'''

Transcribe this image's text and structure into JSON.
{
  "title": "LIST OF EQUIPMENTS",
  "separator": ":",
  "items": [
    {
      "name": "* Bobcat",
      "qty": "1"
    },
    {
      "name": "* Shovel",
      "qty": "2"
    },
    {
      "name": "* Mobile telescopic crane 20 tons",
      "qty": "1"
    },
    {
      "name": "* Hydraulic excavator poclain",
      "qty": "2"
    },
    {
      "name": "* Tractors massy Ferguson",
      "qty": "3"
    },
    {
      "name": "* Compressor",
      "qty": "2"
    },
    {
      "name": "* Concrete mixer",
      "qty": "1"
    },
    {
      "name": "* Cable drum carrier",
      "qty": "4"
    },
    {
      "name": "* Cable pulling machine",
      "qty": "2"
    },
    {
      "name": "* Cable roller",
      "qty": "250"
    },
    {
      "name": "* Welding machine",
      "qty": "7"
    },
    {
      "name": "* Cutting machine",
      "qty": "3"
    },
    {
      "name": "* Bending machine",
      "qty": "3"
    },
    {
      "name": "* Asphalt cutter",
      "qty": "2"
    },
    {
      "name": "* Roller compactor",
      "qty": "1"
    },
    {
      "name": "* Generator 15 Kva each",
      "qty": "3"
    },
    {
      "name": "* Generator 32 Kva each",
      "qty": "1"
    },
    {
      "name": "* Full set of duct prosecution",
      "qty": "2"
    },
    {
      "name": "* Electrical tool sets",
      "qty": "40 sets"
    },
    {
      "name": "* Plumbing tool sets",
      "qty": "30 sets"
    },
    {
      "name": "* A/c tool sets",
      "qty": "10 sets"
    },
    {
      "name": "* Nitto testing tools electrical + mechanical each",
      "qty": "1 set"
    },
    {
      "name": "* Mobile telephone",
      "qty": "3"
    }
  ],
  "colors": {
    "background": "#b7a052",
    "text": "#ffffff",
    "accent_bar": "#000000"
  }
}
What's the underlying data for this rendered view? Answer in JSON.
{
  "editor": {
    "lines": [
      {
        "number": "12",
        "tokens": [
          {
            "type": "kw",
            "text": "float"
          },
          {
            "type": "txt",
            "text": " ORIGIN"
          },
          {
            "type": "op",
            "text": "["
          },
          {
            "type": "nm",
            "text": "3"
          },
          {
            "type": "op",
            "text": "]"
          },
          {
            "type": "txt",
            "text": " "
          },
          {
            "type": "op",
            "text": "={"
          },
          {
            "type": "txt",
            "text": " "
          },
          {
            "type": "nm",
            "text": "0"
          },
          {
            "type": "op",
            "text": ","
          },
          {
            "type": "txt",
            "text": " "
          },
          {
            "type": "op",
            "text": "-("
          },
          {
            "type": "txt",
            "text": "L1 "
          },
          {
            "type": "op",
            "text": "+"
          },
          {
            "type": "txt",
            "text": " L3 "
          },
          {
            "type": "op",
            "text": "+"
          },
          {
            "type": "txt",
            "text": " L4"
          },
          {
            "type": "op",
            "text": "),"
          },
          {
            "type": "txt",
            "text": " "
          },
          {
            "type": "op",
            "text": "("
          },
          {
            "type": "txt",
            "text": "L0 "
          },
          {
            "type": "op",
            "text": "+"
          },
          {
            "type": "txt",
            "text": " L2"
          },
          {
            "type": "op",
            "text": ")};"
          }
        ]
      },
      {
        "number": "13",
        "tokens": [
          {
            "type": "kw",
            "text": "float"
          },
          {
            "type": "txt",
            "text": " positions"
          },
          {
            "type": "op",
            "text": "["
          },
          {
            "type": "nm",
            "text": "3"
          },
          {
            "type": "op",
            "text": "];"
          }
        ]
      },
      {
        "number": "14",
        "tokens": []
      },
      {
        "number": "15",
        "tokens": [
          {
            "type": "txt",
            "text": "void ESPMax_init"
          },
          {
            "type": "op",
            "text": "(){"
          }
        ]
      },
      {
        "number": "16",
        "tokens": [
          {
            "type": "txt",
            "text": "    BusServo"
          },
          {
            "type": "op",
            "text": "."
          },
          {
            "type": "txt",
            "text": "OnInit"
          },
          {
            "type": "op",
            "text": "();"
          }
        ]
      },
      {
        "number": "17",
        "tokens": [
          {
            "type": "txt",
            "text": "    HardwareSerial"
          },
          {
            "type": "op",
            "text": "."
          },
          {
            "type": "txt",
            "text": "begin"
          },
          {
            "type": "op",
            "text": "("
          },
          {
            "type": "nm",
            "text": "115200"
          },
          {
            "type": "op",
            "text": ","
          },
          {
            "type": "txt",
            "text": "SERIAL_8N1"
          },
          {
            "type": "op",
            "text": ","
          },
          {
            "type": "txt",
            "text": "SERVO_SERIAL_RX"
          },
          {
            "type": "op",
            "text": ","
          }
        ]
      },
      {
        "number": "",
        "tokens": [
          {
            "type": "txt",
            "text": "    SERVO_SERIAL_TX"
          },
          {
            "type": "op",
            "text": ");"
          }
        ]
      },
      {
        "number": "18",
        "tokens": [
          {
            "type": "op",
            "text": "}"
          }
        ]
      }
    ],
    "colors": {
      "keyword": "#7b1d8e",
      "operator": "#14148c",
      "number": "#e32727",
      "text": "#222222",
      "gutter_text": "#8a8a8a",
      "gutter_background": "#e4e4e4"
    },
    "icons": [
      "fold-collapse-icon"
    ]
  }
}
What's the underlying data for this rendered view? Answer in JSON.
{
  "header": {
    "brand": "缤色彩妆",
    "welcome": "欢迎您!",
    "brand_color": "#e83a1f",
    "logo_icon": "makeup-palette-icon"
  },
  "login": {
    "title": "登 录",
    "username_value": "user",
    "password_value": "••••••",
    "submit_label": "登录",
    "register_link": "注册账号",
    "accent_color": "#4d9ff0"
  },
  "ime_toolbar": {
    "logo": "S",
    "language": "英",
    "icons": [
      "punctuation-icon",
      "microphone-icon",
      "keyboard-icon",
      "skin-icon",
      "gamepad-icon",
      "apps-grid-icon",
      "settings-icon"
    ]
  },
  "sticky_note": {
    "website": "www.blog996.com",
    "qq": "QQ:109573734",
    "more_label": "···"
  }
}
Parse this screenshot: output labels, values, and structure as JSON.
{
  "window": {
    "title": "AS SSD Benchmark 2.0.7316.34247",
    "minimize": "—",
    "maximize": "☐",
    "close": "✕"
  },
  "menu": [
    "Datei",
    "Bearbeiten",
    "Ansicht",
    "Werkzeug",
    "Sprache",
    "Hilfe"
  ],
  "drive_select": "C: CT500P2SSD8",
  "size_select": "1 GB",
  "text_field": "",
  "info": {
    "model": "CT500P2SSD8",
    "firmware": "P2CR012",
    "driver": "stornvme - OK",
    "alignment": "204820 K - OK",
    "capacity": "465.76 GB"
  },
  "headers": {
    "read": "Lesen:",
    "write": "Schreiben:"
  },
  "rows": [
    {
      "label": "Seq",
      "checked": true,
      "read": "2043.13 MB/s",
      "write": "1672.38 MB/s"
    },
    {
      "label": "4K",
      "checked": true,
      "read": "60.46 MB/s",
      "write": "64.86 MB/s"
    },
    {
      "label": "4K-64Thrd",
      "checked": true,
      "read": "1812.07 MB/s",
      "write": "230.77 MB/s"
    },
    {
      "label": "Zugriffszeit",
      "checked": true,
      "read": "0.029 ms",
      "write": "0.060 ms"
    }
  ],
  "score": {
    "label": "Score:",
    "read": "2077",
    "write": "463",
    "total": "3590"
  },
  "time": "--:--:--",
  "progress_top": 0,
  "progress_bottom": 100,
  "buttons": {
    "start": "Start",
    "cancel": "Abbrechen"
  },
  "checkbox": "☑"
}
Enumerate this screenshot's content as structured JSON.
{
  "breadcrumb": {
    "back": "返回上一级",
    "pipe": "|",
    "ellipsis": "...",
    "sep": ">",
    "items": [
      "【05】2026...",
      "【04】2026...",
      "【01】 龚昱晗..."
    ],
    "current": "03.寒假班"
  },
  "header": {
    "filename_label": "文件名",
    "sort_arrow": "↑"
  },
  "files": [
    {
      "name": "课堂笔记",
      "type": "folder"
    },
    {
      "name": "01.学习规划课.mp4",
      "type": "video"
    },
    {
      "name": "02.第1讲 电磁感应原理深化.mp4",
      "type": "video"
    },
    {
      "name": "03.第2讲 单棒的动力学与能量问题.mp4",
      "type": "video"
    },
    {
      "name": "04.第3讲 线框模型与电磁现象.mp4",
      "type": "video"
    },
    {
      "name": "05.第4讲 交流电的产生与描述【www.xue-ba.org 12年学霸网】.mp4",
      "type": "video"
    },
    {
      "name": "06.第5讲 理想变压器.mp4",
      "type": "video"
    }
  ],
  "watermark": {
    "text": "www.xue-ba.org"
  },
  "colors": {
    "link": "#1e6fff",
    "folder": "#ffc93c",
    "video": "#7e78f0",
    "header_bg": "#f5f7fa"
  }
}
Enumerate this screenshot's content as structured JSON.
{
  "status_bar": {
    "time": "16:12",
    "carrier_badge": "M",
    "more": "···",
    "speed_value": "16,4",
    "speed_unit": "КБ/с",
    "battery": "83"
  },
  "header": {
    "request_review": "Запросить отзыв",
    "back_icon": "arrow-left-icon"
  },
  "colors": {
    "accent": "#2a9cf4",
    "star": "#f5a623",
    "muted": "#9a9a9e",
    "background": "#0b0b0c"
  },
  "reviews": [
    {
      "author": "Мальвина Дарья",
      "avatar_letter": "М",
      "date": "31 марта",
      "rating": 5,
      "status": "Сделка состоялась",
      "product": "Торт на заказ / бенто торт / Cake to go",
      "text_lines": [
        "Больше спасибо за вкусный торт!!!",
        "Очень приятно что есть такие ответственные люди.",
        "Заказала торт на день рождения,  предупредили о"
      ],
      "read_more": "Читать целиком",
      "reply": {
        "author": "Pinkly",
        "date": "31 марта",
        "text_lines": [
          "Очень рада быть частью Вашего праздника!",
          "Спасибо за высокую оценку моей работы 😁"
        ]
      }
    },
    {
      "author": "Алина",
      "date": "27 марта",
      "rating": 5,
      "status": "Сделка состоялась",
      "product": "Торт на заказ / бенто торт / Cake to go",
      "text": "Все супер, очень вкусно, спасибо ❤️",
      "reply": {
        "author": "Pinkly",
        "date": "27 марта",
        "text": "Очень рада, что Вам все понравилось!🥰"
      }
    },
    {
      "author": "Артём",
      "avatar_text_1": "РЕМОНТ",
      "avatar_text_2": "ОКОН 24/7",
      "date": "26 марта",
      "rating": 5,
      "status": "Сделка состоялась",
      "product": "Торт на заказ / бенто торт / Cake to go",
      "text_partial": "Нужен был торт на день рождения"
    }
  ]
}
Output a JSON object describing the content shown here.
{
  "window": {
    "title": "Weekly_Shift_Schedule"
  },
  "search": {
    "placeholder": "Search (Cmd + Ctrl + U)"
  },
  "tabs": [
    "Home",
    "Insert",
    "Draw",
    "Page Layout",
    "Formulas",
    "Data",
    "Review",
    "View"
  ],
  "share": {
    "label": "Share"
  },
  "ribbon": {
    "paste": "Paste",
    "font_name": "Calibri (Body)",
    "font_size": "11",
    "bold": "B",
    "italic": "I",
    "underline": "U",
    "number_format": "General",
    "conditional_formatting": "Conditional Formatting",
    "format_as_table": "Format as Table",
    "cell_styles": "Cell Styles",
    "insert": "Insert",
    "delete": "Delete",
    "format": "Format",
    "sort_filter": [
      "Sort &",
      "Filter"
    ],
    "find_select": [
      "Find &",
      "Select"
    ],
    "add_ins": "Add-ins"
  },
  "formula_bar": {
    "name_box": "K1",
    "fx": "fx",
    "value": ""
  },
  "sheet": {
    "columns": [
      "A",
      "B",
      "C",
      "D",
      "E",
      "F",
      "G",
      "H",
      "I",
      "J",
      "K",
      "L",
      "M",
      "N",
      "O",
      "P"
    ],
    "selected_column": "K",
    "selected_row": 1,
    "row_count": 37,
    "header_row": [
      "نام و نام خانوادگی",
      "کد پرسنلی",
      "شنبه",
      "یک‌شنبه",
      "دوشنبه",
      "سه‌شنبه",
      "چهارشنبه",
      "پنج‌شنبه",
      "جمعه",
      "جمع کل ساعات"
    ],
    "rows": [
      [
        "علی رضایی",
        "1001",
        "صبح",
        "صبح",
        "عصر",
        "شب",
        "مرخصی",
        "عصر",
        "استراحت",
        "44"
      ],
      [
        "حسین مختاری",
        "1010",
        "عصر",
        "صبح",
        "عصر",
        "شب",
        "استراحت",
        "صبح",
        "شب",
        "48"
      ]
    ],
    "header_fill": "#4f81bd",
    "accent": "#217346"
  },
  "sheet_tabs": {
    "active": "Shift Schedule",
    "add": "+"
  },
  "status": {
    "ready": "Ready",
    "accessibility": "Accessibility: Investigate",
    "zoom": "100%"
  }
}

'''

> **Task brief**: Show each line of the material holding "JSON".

> **The answer**:
Transcribe this image's text and structure into JSON.
What's the underlying data for this rendered view? Answer in JSON.
What's the underlying data for this rendered view? Answer in JSON.
Parse this screenshot: output labels, values, and structure as JSON.
Enumerate this screenshot's content as structured JSON.
Enumerate this screenshot's content as structured JSON.
Output a JSON object describing the content shown here.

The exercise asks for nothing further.